She would not be drawn into speculation that she may stand as the DA’s candidate for premier in the Northern Cape, saying only that she had already done a stint in provincial government and that five years at the helm of the City of Cape Town was “too short”.
“The frustration in government is that it’s so over-legislated. You can’t move faster even if you want to.”
In a one-on-one interview with the Cape Argus, De Lille spoke frankly about perceptions that she manages the 26 000 people in her administration, as well as her mayoral committee, with an iron fist.
“I really don’t care. I care about the mandate of the 61 percent who gave me that mandate. I don’t care about some politician here or some politician there who can’t stand me. Some say I am changing too quickly; I feel we could go faster. But we are constrained by the law.”
She added: “Where does the criticism come from? It’s those nameless people who are resisting because they want to keep the old privileges intact.
“I am driven by a deep personal commitment, as a person who fought against the old system. And when I see this protection of the old privileges surface, I go for it, because that’s how I fought in the struggle against apartheid - confronting these evils.”
De Lille said she was accustomed to adjectives, such as “fiery” and “feisty” prefixing her name in newspaper headlines and articles.
But much of this criticism stemmed from a misunderstanding of how the government worked, she said. The city followed a mayoral executive system, which gave the executive mayor certain delegated powers.
“If anyone can complain about my leadership style, let them show me where I am acting outside of the law, the Integrated Development Plan or my political mandate. Then we can talk. But the criticism is not about that. That at least would be constructive.”
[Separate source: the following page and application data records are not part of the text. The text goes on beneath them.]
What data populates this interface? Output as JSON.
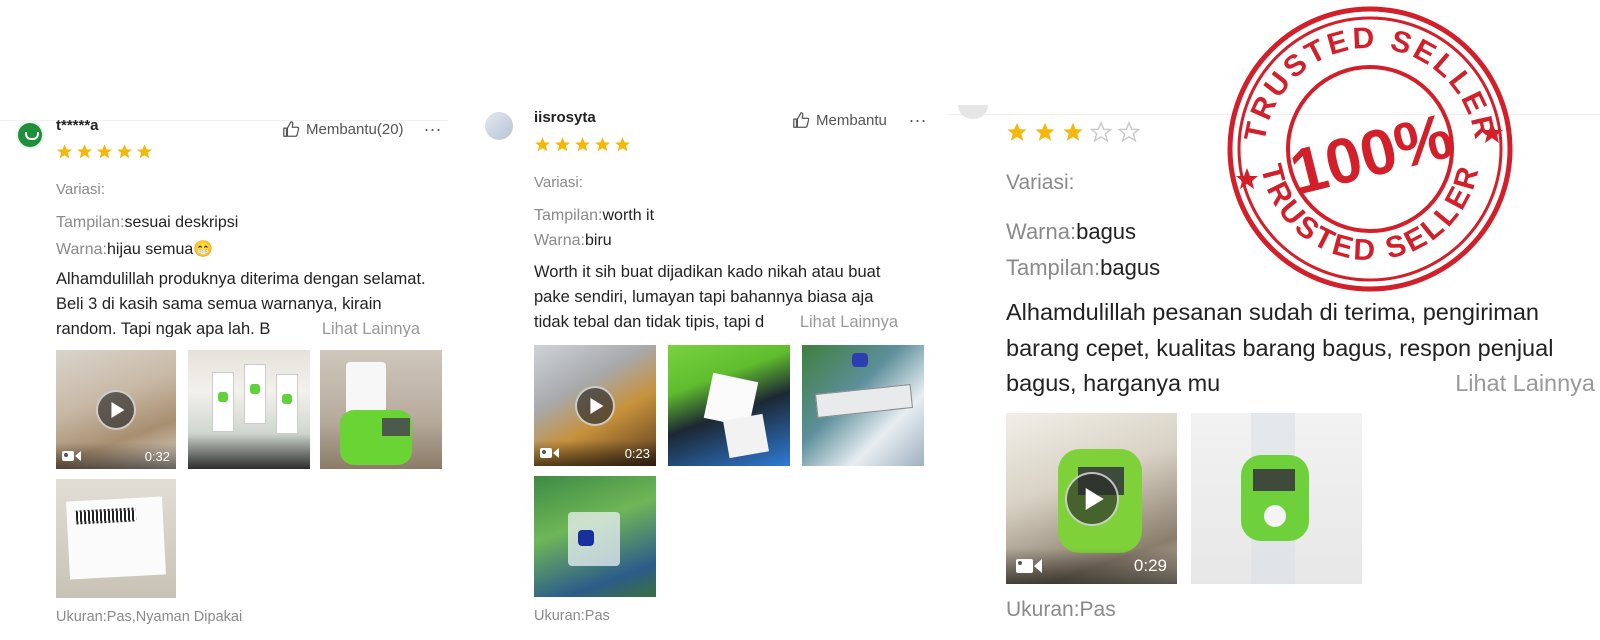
{
  "colors": {
    "star": "#f5b70a",
    "star_empty": "#c9c9c9",
    "stamp": "#d21f2a",
    "avatar_green": "#1f8f3a"
  },
  "reviews": [
    {
      "username": "t*****a",
      "helpful_label": "Membantu(20)",
      "more_icon": "...",
      "rating": 5,
      "variation_label": "Variasi:",
      "attributes": [
        {
          "label": "Tampilan:",
          "value": "sesuai deskripsi"
        },
        {
          "label": "Warna:",
          "value": "hijau semua😁"
        }
      ],
      "text": "Alhamdulillah produknya diterima dengan selamat. Beli 3 di kasih sama semua warnanya, kirain random. Tapi ngak apa lah. B",
      "see_more": "Lihat Lainnya",
      "video_duration": "0:32",
      "footer": "Ukuran:Pas,Nyaman Dipakai"
    },
    {
      "username": "iisrosyta",
      "helpful_label": "Membantu",
      "more_icon": "...",
      "rating": 5,
      "variation_label": "Variasi:",
      "attributes": [
        {
          "label": "Tampilan:",
          "value": "worth it"
        },
        {
          "label": "Warna:",
          "value": "biru"
        }
      ],
      "text": "Worth it sih buat dijadikan kado nikah atau buat pake sendiri, lumayan tapi bahannya biasa aja tidak tebal dan tidak tipis, tapi d",
      "see_more": "Lihat Lainnya",
      "video_duration": "0:23",
      "footer": "Ukuran:Pas"
    },
    {
      "rating": 3,
      "variation_label": "Variasi:",
      "attributes": [
        {
          "label": "Warna:",
          "value": "bagus"
        },
        {
          "label": "Tampilan:",
          "value": "bagus"
        }
      ],
      "text": "Alhamdulillah pesanan sudah di terima, pengiriman barang cepet, kualitas barang bagus, respon penjual bagus, harganya mu",
      "see_more": "Lihat Lainnya",
      "video_duration": "0:29",
      "footer": "Ukuran:Pas"
    }
  ],
  "stamp": {
    "top_text": "TRUSTED SELLER",
    "bottom_text": "TRUSTED SELLER",
    "center_text": "100%"
  }
}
She said she had opted for a “transversal management” approach to shake the city’s administration out of their silos.
“We structured the city in such a way that we don’t work past each other. We were in a comfort zone.”
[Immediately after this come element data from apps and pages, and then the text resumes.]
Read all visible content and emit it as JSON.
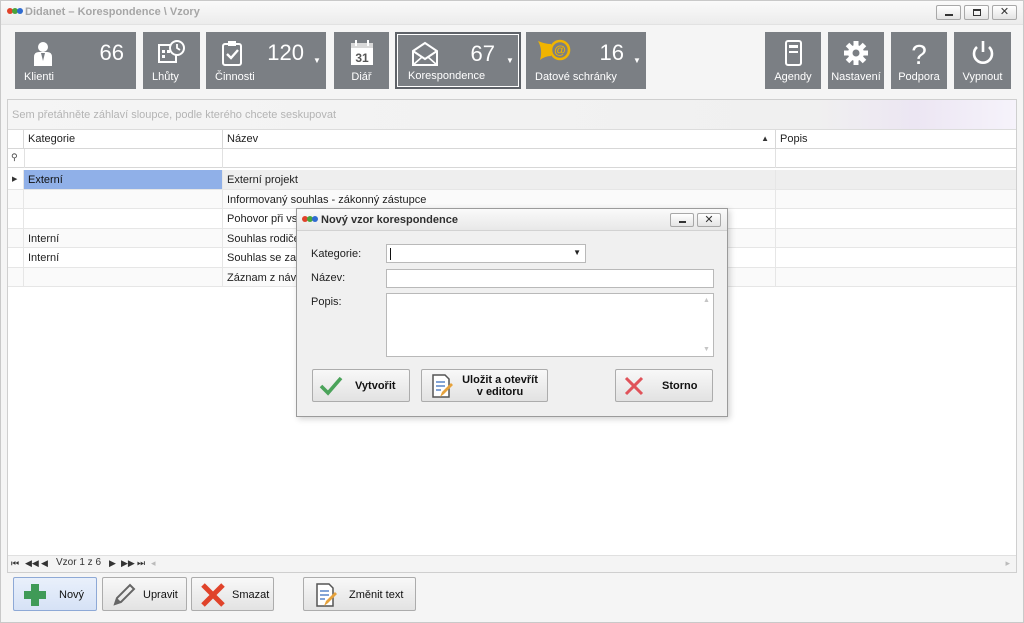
{
  "window": {
    "title": "Didanet – Korespondence \\ Vzory"
  },
  "toolbar": {
    "tiles": [
      {
        "key": "klienti",
        "label": "Klienti",
        "count": "66",
        "icon": "person-icon"
      },
      {
        "key": "lhuty",
        "label": "Lhůty",
        "icon": "calendar-clock-icon"
      },
      {
        "key": "cinnosti",
        "label": "Činnosti",
        "count": "120",
        "icon": "clipboard-check-icon"
      },
      {
        "key": "diar",
        "label": "Diář",
        "icon": "calendar-31-icon",
        "calendar_day": "31"
      },
      {
        "key": "korespondence",
        "label": "Korespondence",
        "count": "67",
        "icon": "envelope-icon"
      },
      {
        "key": "datove",
        "label": "Datové schránky",
        "count": "16",
        "icon": "horn-at-icon"
      }
    ],
    "right_tiles": [
      {
        "key": "agendy",
        "label": "Agendy",
        "icon": "binder-icon"
      },
      {
        "key": "nastaveni",
        "label": "Nastavení",
        "icon": "gear-icon"
      },
      {
        "key": "podpora",
        "label": "Podpora",
        "icon": "question-icon"
      },
      {
        "key": "vypnout",
        "label": "Vypnout",
        "icon": "power-icon"
      }
    ]
  },
  "grid": {
    "group_hint": "Sem přetáhněte záhlaví sloupce, podle kterého chcete seskupovat",
    "columns": [
      "Kategorie",
      "Název",
      "Popis"
    ],
    "rows": [
      {
        "kategorie": "Externí",
        "nazev": "Externí projekt",
        "popis": ""
      },
      {
        "kategorie": "",
        "nazev": "Informovaný souhlas - zákonný zástupce",
        "popis": ""
      },
      {
        "kategorie": "",
        "nazev": "Pohovor při vstupu",
        "popis": ""
      },
      {
        "kategorie": "Interní",
        "nazev": "Souhlas rodiče s",
        "popis": ""
      },
      {
        "kategorie": "Interní",
        "nazev": "Souhlas se zasíl",
        "popis": ""
      },
      {
        "kategorie": "",
        "nazev": "Záznam z návště",
        "popis": ""
      }
    ],
    "pager_text": "Vzor 1 z 6"
  },
  "actions": {
    "new": "Nový",
    "edit": "Upravit",
    "delete": "Smazat",
    "change_text": "Změnit text"
  },
  "dialog": {
    "title": "Nový vzor korespondence",
    "kategorie_label": "Kategorie:",
    "kategorie_value": "",
    "nazev_label": "Název:",
    "nazev_value": "",
    "popis_label": "Popis:",
    "popis_value": "",
    "create_button": "Vytvořit",
    "save_open_line1": "Uložit a otevřít",
    "save_open_line2": "v editoru",
    "cancel_button": "Storno"
  },
  "colors": {
    "tile_bg": "#7b7f84",
    "selection": "#90b0e8",
    "logo_red": "#e0432a",
    "logo_green": "#49a53c",
    "logo_blue": "#2f6bd1"
  }
}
De Lille has not let her detractors deter her from her goal to change the outlook of Cape Town and “take the city to the next level”.
One of her most exciting achievements as mayor has been the changing of street names.
The consolidation of the city’s expanded public works programme, which had resulted in the creation of 37 000 jobs, was another success, she said.
The city’s rapid growth and urbanisation, however, posed many problems, especially when it came to providing basic services such as toilets and electricity. The only way to deal with the needs of the 20 000-odd people streaming into the city each month was by growing the economy, she said. “I will be the first to admit that there is always room for improvement. When we are failing it is because the demand is growing too fast for us to cope.” However, the “elephant in the room” for her as the new mayor when she was elected in 2011 was the city’s housing list and its backlog of 400 000 units.
“I tackled the housing database to see who’s who. It’s our responsibility to make sure we provide houses to people with an income of R3 500 or less.” She said 85 percent of people on the city’s housing list fell into this category.
She said she also had to “put the truth, as harmful as it was” to the backyarders that their wait for houses would be long. “But I said, while you are waiting, we can at least provide backyard services.”
De Lille has never been one to lead from her office. To understand more about how solid waste works in the city, for example, she spent time at the various depots. When the community complained of inadequate toilet services, she went out with the city’s cleaning staff to see for herself and tried to speak to residents at a series of public meetings.
“I try to be a mayor who is seen and heard.”
Although De Lille has served at all three levels of government, first with the PAC and the Independent Democrats and now with the DA, she has enjoyed her stint as mayor the most. “I have always been a grass-roots person and you are closer to the people in local government.” She likes what she’s doing because no two days are the same. “When I was a member of the opposition in Parliament I would wake up and say: what am I going to say today. Here I wake up in the morning and say: what am I going to do today?”